*** Begin section ***
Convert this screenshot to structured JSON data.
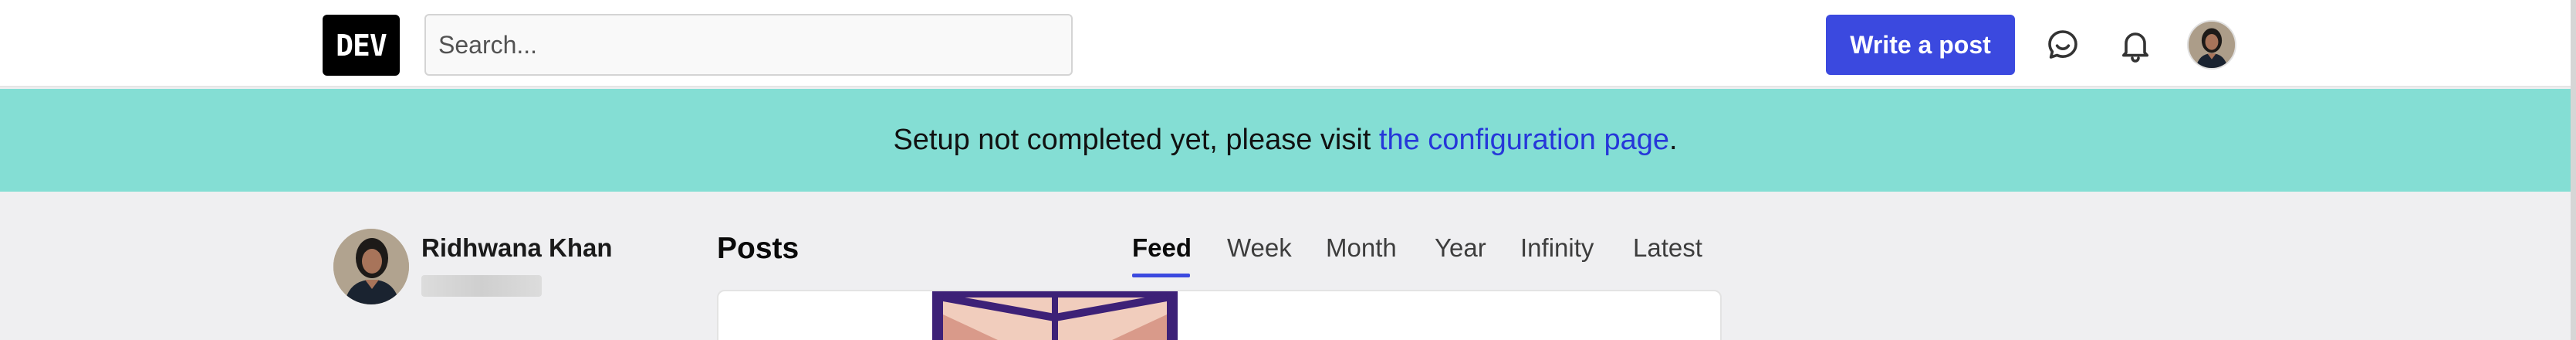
{
  "header": {
    "logo_text": "DEV",
    "search_placeholder": "Search...",
    "write_post_label": "Write a post",
    "icons": [
      "chat-icon",
      "bell-icon"
    ]
  },
  "banner": {
    "text_before": "Setup not completed yet, please visit ",
    "link_text": "the configuration page",
    "text_after": "."
  },
  "user": {
    "name": "Ridhwana Khan"
  },
  "main": {
    "title": "Posts",
    "tabs": [
      "Feed",
      "Week",
      "Month",
      "Year",
      "Infinity",
      "Latest"
    ],
    "active_tab": "Feed"
  },
  "colors": {
    "accent": "#3b49df",
    "banner_bg": "#84ded4",
    "link": "#2637d9",
    "page_bg": "#efeff1"
  }
}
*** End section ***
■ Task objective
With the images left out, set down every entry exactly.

■ Solution to this problem
Convert this screenshot to structured JSON data.
{
  "header": {
    "logo_text": "DEV",
    "search_placeholder": "Search...",
    "write_post_label": "Write a post",
    "icons": [
      "chat-icon",
      "bell-icon"
    ]
  },
  "banner": {
    "text_before": "Setup not completed yet, please visit ",
    "link_text": "the configuration page",
    "text_after": "."
  },
  "user": {
    "name": "Ridhwana Khan"
  },
  "main": {
    "title": "Posts",
    "tabs": [
      "Feed",
      "Week",
      "Month",
      "Year",
      "Infinity",
      "Latest"
    ],
    "active_tab": "Feed"
  },
  "colors": {
    "accent": "#3b49df",
    "banner_bg": "#84ded4",
    "link": "#2637d9",
    "page_bg": "#efeff1"
  }
}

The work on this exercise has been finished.